ARLINGTON – Whenever Hunter Urionaguena passes by Arlington Hardware and Lumber store from now on where his uncle’s memorial bench sits out front, he’ll have a visual reminder nearby of his own hometown legacy: an artistic metal bike rack he designed himself.
“It’s like a yearbook that’s actually going to last,” said Hunter, a welding and manufacturing student who just graduated from Arlington High School.
His was one of 12 bike racks installed around downtown by city workers Wednesday, a project involving 22 students in CTE teacher Collin Nelson’s Advanced Engineering and Manufacturing class.
Students, parents, relatives and school district staff gathered at City Hall to watch the first racks go up. Some seniors were seeing their racks for the first time since they hadn’t been finished until a couple days after graduation, Nelson said.
The pieces are called “shadow” bike racks because they cast a shadow on the ground of the shape cut into the metal, including ducks in flight, dragonflies, butterflies, cows, a tractor and the Arlington Fly-In logo.
The students used computer-aided design software to capture their ideas.
Hunter’s bike rack depicts the backside of a logging truck carrying a full load, a tribute to an industry that is central to both sides of his family, and one that he works for full-time with Pacific Logging Co.
While he said it’s “pretty cool” how the end product turned out, he added, “It made me mad trying to figure out how to use the CAD program. I couldn’t exactly figure out how to do what I wanted it to do.”
He eventually worked it out, said his mom, Lynn, and through his exceptional welding skills and hands-on know how, he produced a bike rack that she loved.
“Welding is his thing; logging is his life,” she said.
The bike rack designed by Ian Seward, showing two ducks in flight, means a lot to him not just from childhood memories of feeding bread to the mallards with his parents at Gleneagle pond, but also for the new memories of completing the project with classmates.
“It’s great to know that the bike rack will be there twenty years later,” he said. “It’s like something I can look back on. When I return here, and eventually I will, I’ll be able to say I remember that high school class.”
Ian was one of a handful of students who scored high at the state SkillsUSA competition, then moved to nationals in Louisville, Kentucky last month. It was a showcase of the brightest college and high school CTE students from around the country, and a golden networking opportunity to meet with major manufacturers and recruiters, Ian said.
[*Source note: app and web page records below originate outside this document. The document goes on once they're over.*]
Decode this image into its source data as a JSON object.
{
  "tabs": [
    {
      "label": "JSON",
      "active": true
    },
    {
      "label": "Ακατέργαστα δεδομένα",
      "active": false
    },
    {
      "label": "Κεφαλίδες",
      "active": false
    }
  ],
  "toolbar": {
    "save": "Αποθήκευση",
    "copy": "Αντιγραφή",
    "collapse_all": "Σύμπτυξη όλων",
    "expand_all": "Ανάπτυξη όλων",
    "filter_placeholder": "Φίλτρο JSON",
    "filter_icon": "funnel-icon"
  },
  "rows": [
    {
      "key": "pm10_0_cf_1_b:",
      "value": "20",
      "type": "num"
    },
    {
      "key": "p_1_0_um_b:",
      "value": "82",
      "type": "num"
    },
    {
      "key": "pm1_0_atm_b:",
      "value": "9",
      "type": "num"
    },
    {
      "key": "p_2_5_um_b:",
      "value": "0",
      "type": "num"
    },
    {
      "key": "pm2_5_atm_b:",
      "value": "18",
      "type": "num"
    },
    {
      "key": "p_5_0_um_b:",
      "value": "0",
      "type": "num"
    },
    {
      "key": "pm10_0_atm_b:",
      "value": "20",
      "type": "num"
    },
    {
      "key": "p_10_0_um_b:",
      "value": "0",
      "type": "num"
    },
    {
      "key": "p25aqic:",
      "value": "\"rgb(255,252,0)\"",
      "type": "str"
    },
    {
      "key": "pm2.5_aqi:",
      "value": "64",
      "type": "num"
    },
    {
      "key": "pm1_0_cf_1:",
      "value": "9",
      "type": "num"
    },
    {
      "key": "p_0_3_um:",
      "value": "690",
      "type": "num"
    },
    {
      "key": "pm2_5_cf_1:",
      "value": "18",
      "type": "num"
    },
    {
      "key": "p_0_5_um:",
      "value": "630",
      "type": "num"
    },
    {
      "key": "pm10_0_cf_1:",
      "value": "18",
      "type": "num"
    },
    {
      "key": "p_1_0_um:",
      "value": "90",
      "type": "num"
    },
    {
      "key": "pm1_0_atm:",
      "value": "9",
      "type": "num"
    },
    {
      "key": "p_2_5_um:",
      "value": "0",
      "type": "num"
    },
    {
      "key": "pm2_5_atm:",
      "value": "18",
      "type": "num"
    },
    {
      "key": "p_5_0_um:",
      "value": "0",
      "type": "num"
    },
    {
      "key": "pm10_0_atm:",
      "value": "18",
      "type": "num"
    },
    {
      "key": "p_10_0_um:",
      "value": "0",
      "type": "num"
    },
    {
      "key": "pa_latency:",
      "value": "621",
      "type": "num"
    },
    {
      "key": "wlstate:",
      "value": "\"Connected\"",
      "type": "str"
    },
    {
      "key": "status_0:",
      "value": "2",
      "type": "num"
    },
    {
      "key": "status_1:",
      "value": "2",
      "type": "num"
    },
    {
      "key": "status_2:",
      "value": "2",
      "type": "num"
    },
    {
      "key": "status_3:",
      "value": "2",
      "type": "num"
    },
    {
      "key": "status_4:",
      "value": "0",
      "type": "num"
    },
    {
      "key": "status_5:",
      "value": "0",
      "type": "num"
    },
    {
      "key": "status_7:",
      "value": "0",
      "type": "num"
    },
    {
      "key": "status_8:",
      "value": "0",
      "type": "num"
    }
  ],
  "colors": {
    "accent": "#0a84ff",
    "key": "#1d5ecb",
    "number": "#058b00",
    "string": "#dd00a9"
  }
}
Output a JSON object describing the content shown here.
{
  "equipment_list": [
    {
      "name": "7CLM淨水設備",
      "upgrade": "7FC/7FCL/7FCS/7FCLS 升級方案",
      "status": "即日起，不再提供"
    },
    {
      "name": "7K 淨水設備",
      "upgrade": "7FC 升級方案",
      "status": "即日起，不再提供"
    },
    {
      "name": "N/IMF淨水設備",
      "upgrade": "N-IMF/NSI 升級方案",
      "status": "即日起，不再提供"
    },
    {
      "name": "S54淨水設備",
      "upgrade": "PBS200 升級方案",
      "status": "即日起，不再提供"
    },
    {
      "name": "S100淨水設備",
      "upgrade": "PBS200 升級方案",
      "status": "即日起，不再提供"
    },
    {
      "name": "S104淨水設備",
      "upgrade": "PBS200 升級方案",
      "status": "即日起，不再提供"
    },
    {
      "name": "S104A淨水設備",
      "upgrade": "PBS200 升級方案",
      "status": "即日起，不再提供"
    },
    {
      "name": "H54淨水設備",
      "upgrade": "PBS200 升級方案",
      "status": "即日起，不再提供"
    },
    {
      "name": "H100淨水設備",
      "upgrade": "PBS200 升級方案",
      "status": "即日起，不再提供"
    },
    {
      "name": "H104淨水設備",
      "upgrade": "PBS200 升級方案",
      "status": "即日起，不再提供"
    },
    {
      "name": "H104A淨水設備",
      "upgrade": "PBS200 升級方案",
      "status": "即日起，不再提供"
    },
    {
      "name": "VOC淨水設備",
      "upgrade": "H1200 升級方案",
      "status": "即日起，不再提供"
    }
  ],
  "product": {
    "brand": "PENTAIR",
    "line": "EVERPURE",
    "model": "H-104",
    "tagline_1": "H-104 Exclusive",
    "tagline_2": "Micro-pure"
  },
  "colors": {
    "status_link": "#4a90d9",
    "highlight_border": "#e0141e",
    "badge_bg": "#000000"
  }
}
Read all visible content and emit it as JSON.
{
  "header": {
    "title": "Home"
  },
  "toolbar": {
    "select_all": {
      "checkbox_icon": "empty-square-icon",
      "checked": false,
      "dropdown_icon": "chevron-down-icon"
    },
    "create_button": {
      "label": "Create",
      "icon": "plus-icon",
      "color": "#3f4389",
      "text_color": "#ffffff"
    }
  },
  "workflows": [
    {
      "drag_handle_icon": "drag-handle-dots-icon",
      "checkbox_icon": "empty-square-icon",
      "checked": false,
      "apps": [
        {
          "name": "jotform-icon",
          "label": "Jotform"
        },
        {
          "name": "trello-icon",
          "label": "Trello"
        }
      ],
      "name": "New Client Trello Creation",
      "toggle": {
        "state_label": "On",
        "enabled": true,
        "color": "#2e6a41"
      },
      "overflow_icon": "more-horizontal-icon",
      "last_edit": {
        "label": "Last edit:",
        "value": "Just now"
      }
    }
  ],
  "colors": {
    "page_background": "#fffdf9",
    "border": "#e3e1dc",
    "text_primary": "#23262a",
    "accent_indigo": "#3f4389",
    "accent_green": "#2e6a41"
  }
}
The bike rack project originated with Mayor Barb Tolbert last fall. She sought decorative and functional bike racks for locations downtown in front of businesses mostly along Olympic Avenue that wouldn’t interfere with walkers. Nelson’s students approached the project as if they were pitching their concepts to contract with the city for services.
Going forward, Nelson’s equipment at the high school was unable to cut the bike rack designs, so workers at Universal Aerospace in Arlington helped out using their own precision manufacturing equipment that creates aerospace parts.
Each bike rack also includes a metal plate identifying the student designer by name, an “AHS Eagles” graphic and the Universal Aerospace logo.
Universal’s generosity knows no bounds.
On Monday, the school board approved a donation from the company of quality scrap metal valued at $6,500 for high school’s manufacturing program. The metal includes aluminum and stainless steel that the high school’s new TIG (Tungsten inert gas) welders can use, enabling students to become more proficient in working with those materials.
Nelson said the school district bought into the project last fall once officials realized that these were going to be permanent fixtures downtown. “The bike racks were going to get made and were going to stay there. They weren’t going to get taken down or thrown in the trash.”